De Souza leads the Wilson Center’s Global Sustainability and Resilience Program, Environmental Change and Security Program, and Maternal Health Initiative. Before joining the center, he served as vice president for research and director of the climate program at Population Action International, and director of foundation and corporate relations at the Sierra Club. Prior to working at the Sierra Club, he directed the Population, Health and Environment Program at the Population Reference Bureau, where he designed and implemented research, communications and capacity-building projects in the U.S., Africa, Southeast Asia, and Latin America and the Caribbean.
Before joining the Wilson Center, Palmer was a journalist, reporting almost exclusively on climate change, the environment and business sustainability. Her work has appeared in such publications such as Slate Magazine, Nature Climate Change, The Guardian, Yale E360, The Yale Forum, Scientific American and The New York Times, among many others.
In keeping with this year’s theme, other IEW events aim to raise awareness of the importance of sustainability and draw attention to various sustainability efforts UB has undertaken as part of its effort to achieve climate neutrality and create a better future through sustainability.
These include presentations of student research on sustainability issues; a tour of Greiner Hall, certified “gold” under the U.S. Green Building Council’s Leadership in Energy and Environmental Design (LEED) rating system; and a screening of “No Impact Man,” a 2009 film that follows the Manhattan-based Beavan family as family members abandon their high consumption, Fifth Avenue lifestyle and try to live for a year while making no net environmental impact.
The Greiner Hall tours will be held at 11 a.m. and 2 p.m. Nov. 11, starting in the Greiner Hall lobby; the film will be screened at 6:30 p.m. Nov. 11 in 107 Capen Hall.
A goal of UB’s IEW celebration is to highlight the university’s international student population, as well as the international efforts of UB faculty and students.
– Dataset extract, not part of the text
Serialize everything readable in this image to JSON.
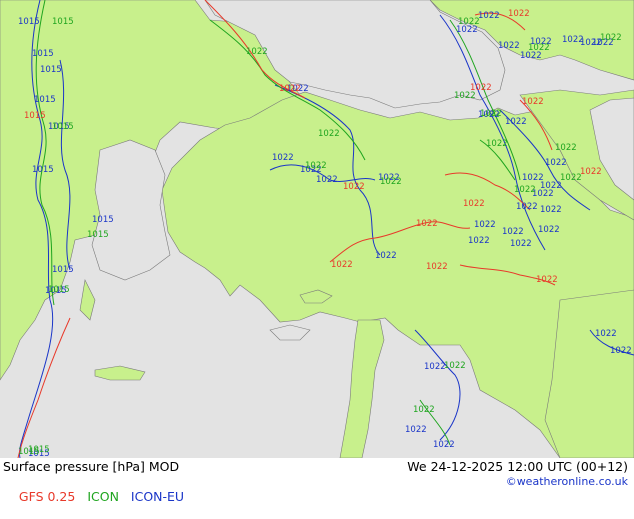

Events will include student presentations on holidays in Iran, and traditions, economics and business opportunities in Tibet and Nepal; career-related sessions featuring job-search advice from School of Management alumni, and discussion of careers opportunities in Asia — including jobs in sustainability fields; and the “World View: Study Abroad Photo Contest and Exhibition,” a display of photos taken by students who have taken part in the wide array of study abroad programs offered at UB.
The “World Bazaar” celebrates the differences and commonalities of all people, cultures and abilities, and will offer attendees a wide range of performances, cuisine and demonstrations.
No International Education Week would be complete without the traditional dance and musical performances, and interactive displays by UB international student clubs. These activities will take place all week at noon in the Student Union Lobby, and will feature Argentine tango, Asian-American hip hop, traditional Bengali and Punjabi folk dances, Indian fusion and Filipino bamboo dance.
View a poster with the full schedule of IEW events.
IEW events are organized by the Office of International Student and Scholar Services, with generous support from AT&T; Bank of America; and Haylor, Freyer & Coon Inc. UB sponsors include the Office of Alumni Relations, Asian Studies Program, Campus Living, English Language Institute, Intercultural & Diversity Center, Office of International Education, Study Abroad Programs, UB Sustainability, Undergraduate Academies and the Office of Global Health Initiatives in the School of Public Health and Health Professions.
An annual UB tradition since 2001, IEW showcases the rich cultural diversity of the campus community, provides insightful analysis of issues of critical importance worldwide, and highlights the university’s international programs and outreach.
The celebration is particularly relevant at UB. With more than 6,000 international students, the university ranks in the top 20 of 2,700 accredited U.S. universities in international enrollment, according to the Institute of International Education. The university has exchange agreements with more than 80 institutions in more than 30 countries.